On Wednesday, June 14th I participated in the Writing Workshop “Migrating Media: Byting Words” led by Betty Fussell. This was part of the annual food studies conference of ASFS andAFHVS. This year’s meeting is taking place at Occidental College in Pasadena. The conference hashtag is #oxyfood17
I thought I’d post my work for the workshop on the blog as yet another example of literary food studies. My goal is to document what I did in the 3 hour class. Prompts are highlighted in bold and my writing is featured below each. I’ve decided not to edit further, in order to preserve the spontaneity of the in-class writing that resulted from such wonderful engagement with a scholar whose work I admire.
Prompt 1: How do you know the Rocher is real? Write 5 sentences, one per sense, describing the experience.
The first indication I have that the candy is chocolate is its brown color. Then, I bring it up to my nose where I detect sweet, chocolatey aroma combined with hazelnuts. As I hold the candy, the warmth of my fingers makes it begin to melt. I bring it to my mouth and as I bite the candy, the warmth of my fingers makes it begin to melt. I bring it to my mouth and as I bite the candy my teeth crunch down to the smooth and creamy center, which my tongue holds on to until it dissolves into the memory of chocolate. I hear the different crunching noises produced as my teeth cut through the hazelnut bits and notice the silence as my tongue takes over and flutters across the creamy center.
Prompt 2: Turn the description into a blog post
How better to indulge a midsummer nostalgia for Christmas than to bite into a crunchy, nutty Ferrero Rocher candy? When others are licking their fingers sticky with fried chicken grease or melted ice cream, it’s easy to invoke chillier days just by crunching on something most of us only eat in December. Peppermint has become much too commonplace; and no one will ever admit to chowing on fruit cake. But, just one bite of this upgraded Nutella is sure to make us dream of White Christmases to come. Better get started on my list!

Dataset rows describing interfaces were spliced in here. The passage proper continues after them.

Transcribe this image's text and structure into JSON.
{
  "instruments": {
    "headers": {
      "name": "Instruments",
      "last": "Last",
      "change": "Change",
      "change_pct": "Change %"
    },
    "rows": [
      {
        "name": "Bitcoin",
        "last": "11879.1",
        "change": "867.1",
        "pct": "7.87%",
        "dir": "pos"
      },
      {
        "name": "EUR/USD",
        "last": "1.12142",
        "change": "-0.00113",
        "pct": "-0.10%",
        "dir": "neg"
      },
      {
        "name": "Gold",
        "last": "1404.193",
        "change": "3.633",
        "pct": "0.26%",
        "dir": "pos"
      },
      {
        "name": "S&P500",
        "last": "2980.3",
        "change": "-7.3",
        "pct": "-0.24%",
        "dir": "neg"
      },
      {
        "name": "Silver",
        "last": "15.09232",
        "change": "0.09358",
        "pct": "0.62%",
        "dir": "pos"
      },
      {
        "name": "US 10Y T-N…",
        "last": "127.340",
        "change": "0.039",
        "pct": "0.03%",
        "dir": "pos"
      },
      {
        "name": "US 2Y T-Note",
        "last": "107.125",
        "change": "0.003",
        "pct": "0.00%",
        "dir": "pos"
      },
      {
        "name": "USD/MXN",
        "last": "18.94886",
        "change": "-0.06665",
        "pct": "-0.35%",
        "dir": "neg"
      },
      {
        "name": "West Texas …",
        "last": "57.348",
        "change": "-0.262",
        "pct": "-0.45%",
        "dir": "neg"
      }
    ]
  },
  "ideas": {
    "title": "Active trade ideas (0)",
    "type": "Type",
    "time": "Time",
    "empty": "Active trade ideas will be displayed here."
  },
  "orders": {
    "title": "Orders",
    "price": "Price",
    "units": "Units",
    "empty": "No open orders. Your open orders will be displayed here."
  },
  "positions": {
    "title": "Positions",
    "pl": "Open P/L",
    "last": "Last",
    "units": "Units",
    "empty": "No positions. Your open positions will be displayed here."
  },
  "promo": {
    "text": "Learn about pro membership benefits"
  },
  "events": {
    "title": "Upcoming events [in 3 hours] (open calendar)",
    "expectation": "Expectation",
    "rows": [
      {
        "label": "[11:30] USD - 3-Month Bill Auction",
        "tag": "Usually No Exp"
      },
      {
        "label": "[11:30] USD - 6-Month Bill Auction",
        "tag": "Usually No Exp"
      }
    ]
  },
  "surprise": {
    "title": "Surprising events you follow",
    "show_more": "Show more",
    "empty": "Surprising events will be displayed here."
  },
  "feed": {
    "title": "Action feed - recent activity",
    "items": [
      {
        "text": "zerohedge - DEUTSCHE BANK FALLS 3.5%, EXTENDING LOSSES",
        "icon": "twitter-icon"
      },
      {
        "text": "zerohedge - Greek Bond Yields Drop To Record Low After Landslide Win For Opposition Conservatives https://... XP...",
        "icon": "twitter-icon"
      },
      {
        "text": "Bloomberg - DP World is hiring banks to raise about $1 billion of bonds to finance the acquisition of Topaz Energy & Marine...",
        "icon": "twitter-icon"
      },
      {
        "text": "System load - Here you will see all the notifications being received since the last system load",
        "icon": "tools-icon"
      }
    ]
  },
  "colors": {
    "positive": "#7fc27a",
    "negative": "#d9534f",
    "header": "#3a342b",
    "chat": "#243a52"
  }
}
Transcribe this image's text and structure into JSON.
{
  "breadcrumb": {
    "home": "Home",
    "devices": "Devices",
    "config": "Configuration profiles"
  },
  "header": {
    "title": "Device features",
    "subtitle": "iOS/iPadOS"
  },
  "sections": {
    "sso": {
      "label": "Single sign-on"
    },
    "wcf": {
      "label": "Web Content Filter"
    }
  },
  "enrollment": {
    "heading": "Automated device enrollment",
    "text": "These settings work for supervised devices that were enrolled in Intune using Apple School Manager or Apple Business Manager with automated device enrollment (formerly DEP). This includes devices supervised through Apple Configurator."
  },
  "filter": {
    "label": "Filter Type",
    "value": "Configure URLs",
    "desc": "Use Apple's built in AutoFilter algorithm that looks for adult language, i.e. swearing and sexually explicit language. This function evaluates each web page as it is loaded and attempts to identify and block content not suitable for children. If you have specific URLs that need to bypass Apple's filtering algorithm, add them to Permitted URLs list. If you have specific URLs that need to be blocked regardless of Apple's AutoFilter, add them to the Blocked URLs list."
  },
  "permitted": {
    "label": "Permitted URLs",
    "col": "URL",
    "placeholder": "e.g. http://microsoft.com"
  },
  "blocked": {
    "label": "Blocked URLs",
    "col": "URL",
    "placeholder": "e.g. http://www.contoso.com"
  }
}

Prompt 3: Turn the blog post into a tweet
Prompt 4 Email your mother and tell her not to eat chocolate:
Hola, Mami (in real life, mom, don’t read this!)
I know you are trying to eat more carefully now that you’ve been diagnosed as pre-diabetic. I worry, too, not just because I know how big a sweet tooth you have, but also because your dad’s hypoglycemia and our Latino heritage puts our family at a higher risk of developing the disease and its many complications.

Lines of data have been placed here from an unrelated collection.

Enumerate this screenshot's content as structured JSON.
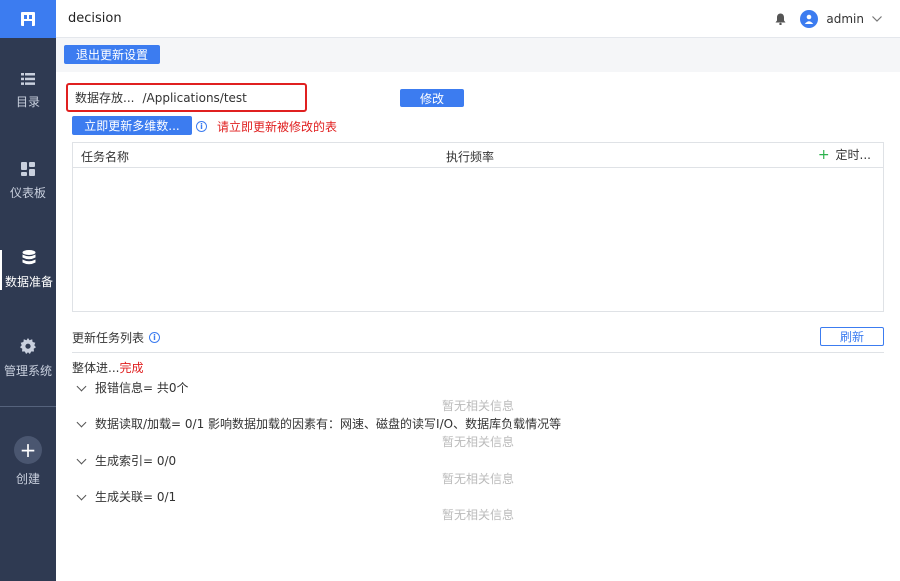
{
  "app": {
    "title": "decision"
  },
  "user": {
    "name": "admin"
  },
  "sidebar": {
    "items": [
      {
        "label": "目录",
        "icon": "list-icon"
      },
      {
        "label": "仪表板",
        "icon": "dashboard-icon"
      },
      {
        "label": "数据准备",
        "icon": "database-icon",
        "active": true
      },
      {
        "label": "管理系统",
        "icon": "gear-icon"
      }
    ],
    "create_label": "创建"
  },
  "toolbar": {
    "exit_label": "退出更新设置"
  },
  "storage": {
    "label": "数据存放...",
    "path": "/Applications/test",
    "modify_label": "修改"
  },
  "update_now": {
    "label": "立即更新多维数...",
    "hint": "请立即更新被修改的表"
  },
  "task_table": {
    "columns": [
      "任务名称",
      "执行频率",
      "定时..."
    ]
  },
  "update_list": {
    "title": "更新任务列表",
    "refresh_label": "刷新",
    "progress_label": "整体进...",
    "progress_status": "完成",
    "groups": [
      {
        "label": "报错信息= 共0个",
        "empty": "暂无相关信息"
      },
      {
        "label": "数据读取/加载= 0/1 影响数据加载的因素有：网速、磁盘的读写I/O、数据库负载情况等",
        "empty": "暂无相关信息"
      },
      {
        "label": "生成索引= 0/0",
        "empty": "暂无相关信息"
      },
      {
        "label": "生成关联= 0/1",
        "empty": "暂无相关信息"
      }
    ]
  },
  "colors": {
    "primary": "#3c7cf0",
    "sidebar": "#2f3a52",
    "danger": "#e02020",
    "add": "#2bb24c"
  }
}
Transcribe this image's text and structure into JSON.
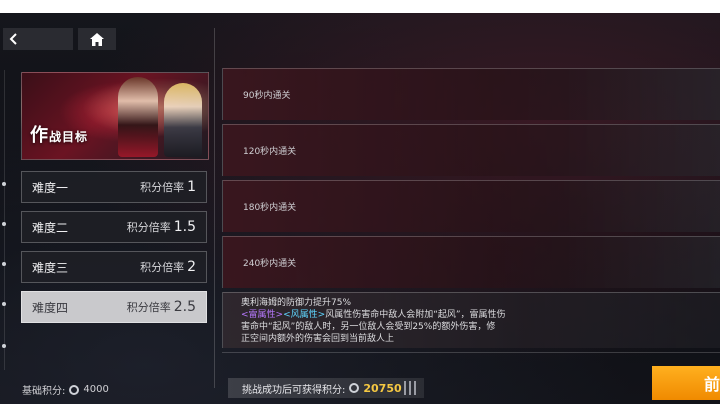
{
  "nav": {
    "back_icon": "chevron-left-icon",
    "home_icon": "home-icon"
  },
  "objective": {
    "title_big": "作",
    "title_rest": "战目标"
  },
  "difficulties": [
    {
      "name": "难度一",
      "multiplier_label": "积分倍率",
      "multiplier": "1",
      "selected": false
    },
    {
      "name": "难度二",
      "multiplier_label": "积分倍率",
      "multiplier": "1.5",
      "selected": false
    },
    {
      "name": "难度三",
      "multiplier_label": "积分倍率",
      "multiplier": "2",
      "selected": false
    },
    {
      "name": "难度四",
      "multiplier_label": "积分倍率",
      "multiplier": "2.5",
      "selected": true
    }
  ],
  "goals": [
    {
      "label": "90秒内通关"
    },
    {
      "label": "120秒内通关"
    },
    {
      "label": "180秒内通关"
    },
    {
      "label": "240秒内通关"
    }
  ],
  "description": {
    "line1": "奥利海姆的防御力提升75%",
    "tag_lightning": "<雷属性>",
    "tag_wind": "<风属性>",
    "line2_rest": "风属性伤害命中敌人会附加“起风”，雷属性伤",
    "line3": "害命中“起风”的敌人时，另一位敌人会受到25%的额外伤害，修",
    "line4": "正空间内额外的伤害会回到当前敌人上"
  },
  "footer": {
    "base_score_label": "基础积分:",
    "base_score_value": "4000",
    "reward_label": "挑战成功后可获得积分:",
    "reward_value": "20750",
    "start_label": "前"
  },
  "colors": {
    "accent": "#f5a00f",
    "reward": "#f5c842",
    "lightning": "#b779ff",
    "wind": "#5fd6ff"
  }
}
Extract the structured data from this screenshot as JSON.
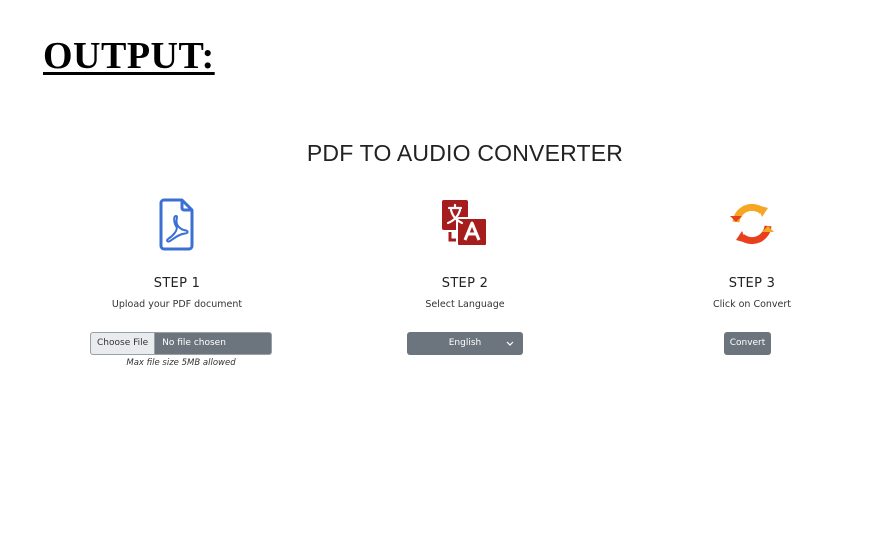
{
  "document": {
    "heading": "OUTPUT:"
  },
  "app": {
    "title": "PDF TO AUDIO CONVERTER"
  },
  "steps": [
    {
      "title": "STEP 1",
      "description": "Upload your PDF document",
      "icon": "pdf-file-icon",
      "icon_color": "#3b6fd4"
    },
    {
      "title": "STEP 2",
      "description": "Select Language",
      "icon": "translate-icon",
      "icon_color": "#a61d1d"
    },
    {
      "title": "STEP 3",
      "description": "Click on Convert",
      "icon": "convert-arrows-icon",
      "icon_colors": [
        "#f5a623",
        "#e8401c"
      ]
    }
  ],
  "upload": {
    "button_label": "Choose File",
    "status": "No file chosen",
    "note": "Max file size 5MB allowed"
  },
  "language_select": {
    "value": "English"
  },
  "convert": {
    "label": "Convert"
  },
  "colors": {
    "control_bg": "#6c757d",
    "file_button_bg": "#e9ecef"
  }
}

So, what if you just eliminate chocolate? The kind made in the US is mostly sugar, anyway. There’s no real reason to have this one indulgence.
Save up the calories and have Swiss chocolate just once a year. Make up our own special holiday, and eat good chocolate then. Afterwards, abstain the rest of the year. I promise you won’t even miss the Hershey’s.

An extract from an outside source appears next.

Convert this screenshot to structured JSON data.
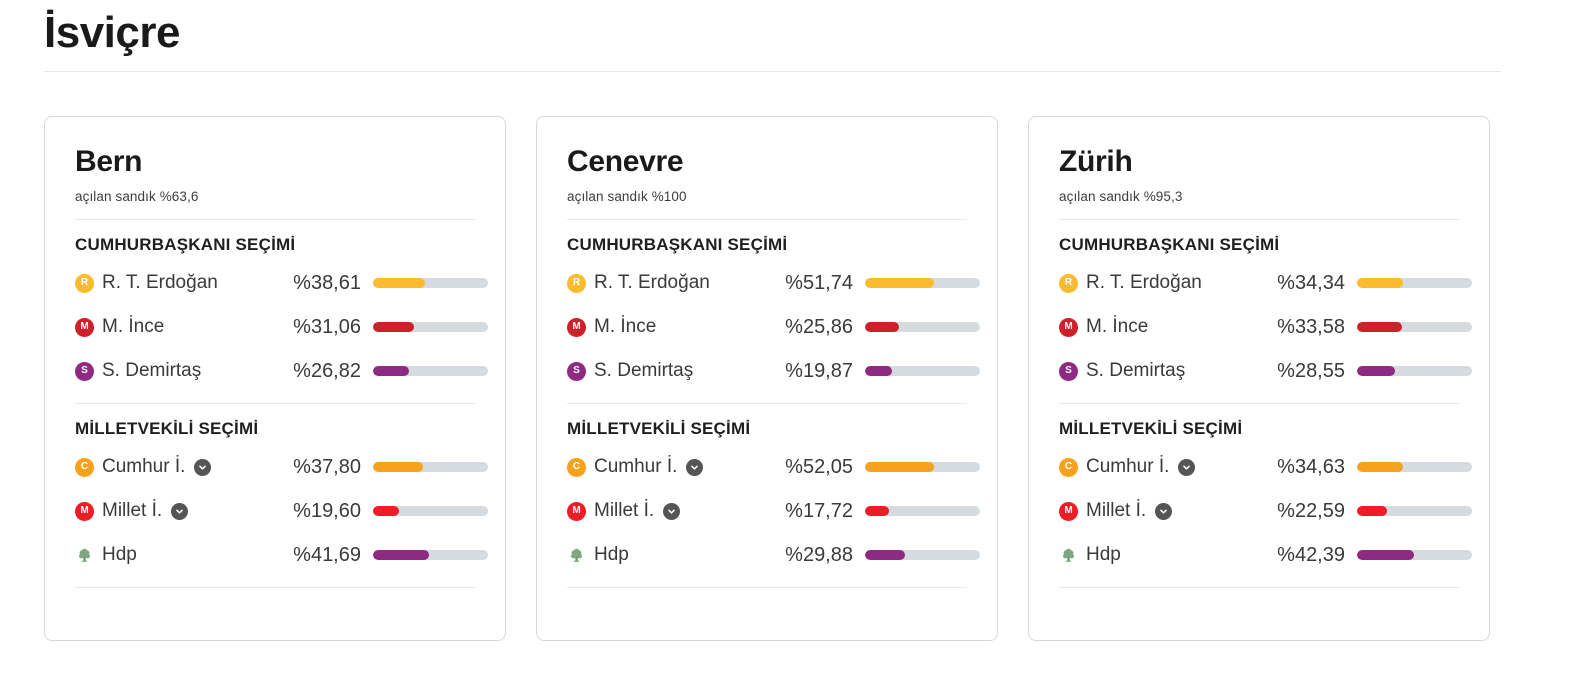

Prompt 5: Magazine essay piece: California’s migrating cultures / food
California Eatin’ on the Run
Though the traffic routinely alternates between a crawl and a mad dash til the next stop light, food in California is always on the go. You can find drive-throughs everywhere, but how nice is it to sit at a park watching your kids play and have the ice cream hand-truck walk by and sell you a paleta or a shaved ice to slake your thirst? On every corner, you’ll see Los Angelenos carrying their smoothies, or green juices, or lattes as they text and talk to their peers. Food moves in California–both around you and across the globe.
Just like celebrities, respected cuisines with staid reputations get facelifts and seem imbued with new youthfulness and relevance. Just see what Alice Waters did for Provencal cuisine, or how Wolfgang Puck made a new name for his accented takes on regional cuisines by boxing them up and installing vending machine type outlets at the airports–talk about food that goes places!
California’s the home of the Korean taco truck, something which could only have come about after the riots, once Korean Americans felt themselves at home enough again to put their stamp on local delicacies. And, what about the new prominence that kimchi’s gained in breakfast food plates alongside omelettes, where once such pairings would have been verboten?
The donut shop is yet another seemingly stationary business model that’s been up-ended by Angeleno ingenuity. Lucky Peach did a feature on the Lucha-Donut Man of East Los Angeles. And, while we’re speaking of pastries, did you know that Japanese American bakers made the confections we’ve come to call “Chinese fortune cookies” in their bakeries in California until Executive Order 9066 forced them to sell their business in a hurry to their Chinese neighbors when the United States let fear rule its policy making and rounded up those newly minted “foreign agents” or “enemy combatants” to an internal exile. Yes, Jennifer 8. Lee’s compelling genealogy of this kitschy take-out dessert unearths its forced transmission across cultures. Fortune cookies are their own kind of culinary refugees.
Everything old is new again in the Golden State, even if only because new people are always arriving with stars in their eyes and a rumble in their tummies. Yes, the food moves, and we catch up to it, if only during rush hour.
This was a lot of fun and I learned a lot about how to write spontaneously, while not listening to my internalized critic. I can’t help but edit while I go, but it’s also nice to have clearly defined tasks to perform within a time-limit. The whole thing felt like a very fun game.